Another interesting case which affects the usability of our graphcal interfaces on high-DPI screens is the sizing of icons. We are using standard sizes there, which you access via properties “units.iconSizes.small”, “units.iconSizes.large”, etc.. In Plasma, these sizes now get interpolated with the DPI value of the screen, while making sure the icons are still getting rendered correctly. The sizing is done in steps, and not linearly to avoid getting washed-out icons. This mechanism works well and automatically solves another piece of the puzzle. The result of doing this is a more balanced look and better alignment and spacing across some widgets (notably the battery gains quite a bit of beauty with this treatment).
In other UI elements, especially the toolkitty widgets we provide in PlasmaComponents, we often already scale with the text, which works just fine for reasonably-but-not-excessively high DPI values. We have done some experiments with scaling up the graphical elements that are used to, for example, render a button. As we are using SVG graphics throughout the user interface, we don’t have to resolve to dirty tricks such as doubling pixels, and we can get quite neat results. This needs some more work, and it hasn’t been merged into master yet.

The Higher-Level Picture

Now, having discussed lots of technical details, how does the user-facing side of this look and work? The changes we’ve done right now only affect the user in one way: More UI elements scale with the DPI of the screen, this means no change for displays around 100 DPI. On my laptop (which has a 180 DPI screen), this gives a more balanced picture.

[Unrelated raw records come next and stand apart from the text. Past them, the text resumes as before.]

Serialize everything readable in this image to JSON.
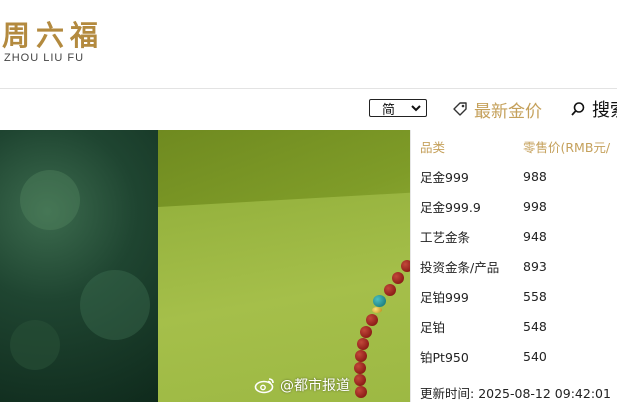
{
  "brand": {
    "name_cn": "周六福",
    "name_en": "ZHOU LIU FU",
    "color": "#b38a3f"
  },
  "toolbar": {
    "language_selected": "简",
    "latest_price_label": "最新金价",
    "search_label": "搜索",
    "accent_color": "#c5a15c"
  },
  "price_panel": {
    "header": {
      "category": "品类",
      "retail_price": "零售价(RMB元/"
    },
    "rows": [
      {
        "category": "足金999",
        "price": "988"
      },
      {
        "category": "足金999.9",
        "price": "998"
      },
      {
        "category": "工艺金条",
        "price": "948"
      },
      {
        "category": "投资金条/产品",
        "price": "893"
      },
      {
        "category": "足铂999",
        "price": "558"
      },
      {
        "category": "足铂",
        "price": "548"
      },
      {
        "category": "铂Pt950",
        "price": "540"
      }
    ],
    "updated_label": "更新时间: ",
    "updated_time": "2025-08-12 09:42:01"
  },
  "watermark": {
    "icon": "weibo-icon",
    "text": "@都市报道"
  }
}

As Plasma is making its way onto a wider range of target devices (think tablets, media centers, as well as high-dpi laptops or monitors), this topic becomes increasinly important. I have good hopes that we will be able to solve this problem in a way that really leverages the power of this kind of hardware. In Plasma Next, we’re now providing some of the basic tools to make UIs work well on high-DPI displays, and we’ll continue this route further on. The user will notice that in Plasma Next, most of the problems that could be seen on high DPI screen are gone, and that the whole behaves much better without many tricks.